Daniel Susco
No Comments

Have a Super-Fast Car Charging System? The Department of Energy and $15 Million Want to Talk to You

Decrease Font Size Increase Font Size Text Size Print This Page
StoreDot EV battery pack

StoreDot EV battery pack
Photo: StoreDot

When you talk and write a lot about electric cars (and I do), the same topics crop up over and over again like cat hair on your black blazer, even though you just lint-rolled it. One of the most pervasive always comes from people who are generally for electric vehicles, but say something to effect of, “But I wouldn’t get one if I have to sit at a charging station for a half hour to fill it up.”


Not How That Works: Get the truth why you should definitely get a new Chevy Bolt


Of course, whether or not that’s really valid based on how people charge their cars (mostly at home, overnight or while at work), the US Department of Energy appears to also be sick of this barrier to EV adoption, as it has announced a brand new funding initiative to speed creation of what it has dubbed “Extreme Fast Charging,” or XFC, systems.

At its core, the initiative offers a sweet $15 million (in total) to the developers of extremely rapid charging systems, including both charger and batteries. More specifically, the DOE has a few stipulations.

First, the tech has to halve current fast-charging times, which is generally about a half-hour for an 80% charge from empty, though it seems the target is a 10-minute charge.


Seems Reasonable: Here is exactly what a “CPO” vehicle is


Then, developers have to do some significant legwork—identify baseline plug-in vehicles, show how the tech will improve charging times (with demonstration), use less than 400 amps of current, offer a plan for where charging locations could be located (with estimates on infrastructure impact), and show partnerships with governments and other supporters, all while offering a battery that charges by at least 50% with a “3C or greater rate of charging”—I believe that “3C” refers to current, and would mean using 300 amps of current.

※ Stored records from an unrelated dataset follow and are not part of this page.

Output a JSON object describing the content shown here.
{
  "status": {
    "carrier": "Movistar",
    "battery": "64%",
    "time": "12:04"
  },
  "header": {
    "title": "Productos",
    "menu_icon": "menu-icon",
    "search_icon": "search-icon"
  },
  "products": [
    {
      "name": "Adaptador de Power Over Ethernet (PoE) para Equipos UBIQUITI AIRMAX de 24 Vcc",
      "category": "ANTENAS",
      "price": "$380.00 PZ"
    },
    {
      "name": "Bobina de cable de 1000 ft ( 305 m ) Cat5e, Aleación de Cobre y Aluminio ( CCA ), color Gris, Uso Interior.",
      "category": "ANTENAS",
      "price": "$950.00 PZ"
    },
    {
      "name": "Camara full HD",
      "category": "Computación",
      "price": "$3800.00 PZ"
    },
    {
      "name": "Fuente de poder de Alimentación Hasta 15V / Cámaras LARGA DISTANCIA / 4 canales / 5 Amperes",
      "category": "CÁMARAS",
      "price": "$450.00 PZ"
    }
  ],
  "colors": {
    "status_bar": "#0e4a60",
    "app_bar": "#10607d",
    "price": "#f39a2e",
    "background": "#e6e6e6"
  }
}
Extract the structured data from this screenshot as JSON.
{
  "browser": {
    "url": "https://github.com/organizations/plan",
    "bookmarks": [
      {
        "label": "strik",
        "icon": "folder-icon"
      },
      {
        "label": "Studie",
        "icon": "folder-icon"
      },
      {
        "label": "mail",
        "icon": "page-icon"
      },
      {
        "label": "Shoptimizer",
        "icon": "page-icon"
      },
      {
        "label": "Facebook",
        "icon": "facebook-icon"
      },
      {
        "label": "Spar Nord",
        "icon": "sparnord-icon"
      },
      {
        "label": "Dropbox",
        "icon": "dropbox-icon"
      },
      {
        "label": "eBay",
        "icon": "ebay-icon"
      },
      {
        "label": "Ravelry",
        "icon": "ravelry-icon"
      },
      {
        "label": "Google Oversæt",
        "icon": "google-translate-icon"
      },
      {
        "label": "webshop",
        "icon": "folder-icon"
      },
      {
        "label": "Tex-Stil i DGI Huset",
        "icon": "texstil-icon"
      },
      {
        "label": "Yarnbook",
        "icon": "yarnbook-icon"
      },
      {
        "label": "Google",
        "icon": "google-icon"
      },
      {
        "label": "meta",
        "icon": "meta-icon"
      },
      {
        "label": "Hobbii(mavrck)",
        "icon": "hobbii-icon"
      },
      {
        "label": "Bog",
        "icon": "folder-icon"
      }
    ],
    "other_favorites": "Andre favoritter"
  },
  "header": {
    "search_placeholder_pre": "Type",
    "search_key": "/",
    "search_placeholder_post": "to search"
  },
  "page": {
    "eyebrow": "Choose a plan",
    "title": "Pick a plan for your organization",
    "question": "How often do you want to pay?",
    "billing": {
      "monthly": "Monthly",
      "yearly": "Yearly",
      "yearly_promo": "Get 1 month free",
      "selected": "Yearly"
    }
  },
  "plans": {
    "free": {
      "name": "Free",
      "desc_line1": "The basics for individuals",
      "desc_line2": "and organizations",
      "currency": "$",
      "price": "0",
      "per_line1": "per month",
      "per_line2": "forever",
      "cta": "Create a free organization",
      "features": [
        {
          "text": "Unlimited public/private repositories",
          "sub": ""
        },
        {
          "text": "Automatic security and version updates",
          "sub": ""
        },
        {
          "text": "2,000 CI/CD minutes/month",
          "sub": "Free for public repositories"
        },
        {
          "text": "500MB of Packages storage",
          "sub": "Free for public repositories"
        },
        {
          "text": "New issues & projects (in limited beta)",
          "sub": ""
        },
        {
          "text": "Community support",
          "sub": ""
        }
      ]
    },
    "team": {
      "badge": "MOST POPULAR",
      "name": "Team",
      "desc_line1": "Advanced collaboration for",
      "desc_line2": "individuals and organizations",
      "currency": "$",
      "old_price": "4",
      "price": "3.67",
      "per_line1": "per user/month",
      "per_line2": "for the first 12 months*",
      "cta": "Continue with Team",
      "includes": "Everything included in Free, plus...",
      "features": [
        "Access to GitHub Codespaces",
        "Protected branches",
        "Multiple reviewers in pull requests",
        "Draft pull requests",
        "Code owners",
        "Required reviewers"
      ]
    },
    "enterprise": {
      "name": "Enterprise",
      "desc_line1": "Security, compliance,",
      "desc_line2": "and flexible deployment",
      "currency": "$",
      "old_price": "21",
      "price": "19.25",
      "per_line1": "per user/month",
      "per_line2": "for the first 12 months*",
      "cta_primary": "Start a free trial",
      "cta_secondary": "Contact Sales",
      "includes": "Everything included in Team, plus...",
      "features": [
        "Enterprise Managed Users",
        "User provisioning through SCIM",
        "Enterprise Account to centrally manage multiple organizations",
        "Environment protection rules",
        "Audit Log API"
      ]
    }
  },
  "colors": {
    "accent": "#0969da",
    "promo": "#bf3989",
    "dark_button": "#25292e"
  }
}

Clearly, this is a big task, but that would be why the DOE has put such a high price tag on the innovation. Plus, if you were able to create a system that put electric vehicles on the map, you would think that $15 million from government grants could be just the first big check of many.

News Sources: Green Car Reports, Green Car Congress, MIT Electric Vehicle Team, US Department of Energy

  • Daniel SuscoEditor

    Daniel Susco is a native of the Dayton-Cincinnati area, and has written on a multitude of subjects. He can discuss Shakespeare, expound on Classical Mythology, and even make witty jokes about Pliny the Elder (More like “Pliny the Rounder,” right?). In his free time, Daniel enjoys reading, cooking, woodworking, and long walks on the beach (just kidding – sunburn is no joke). See more articles by Daniel.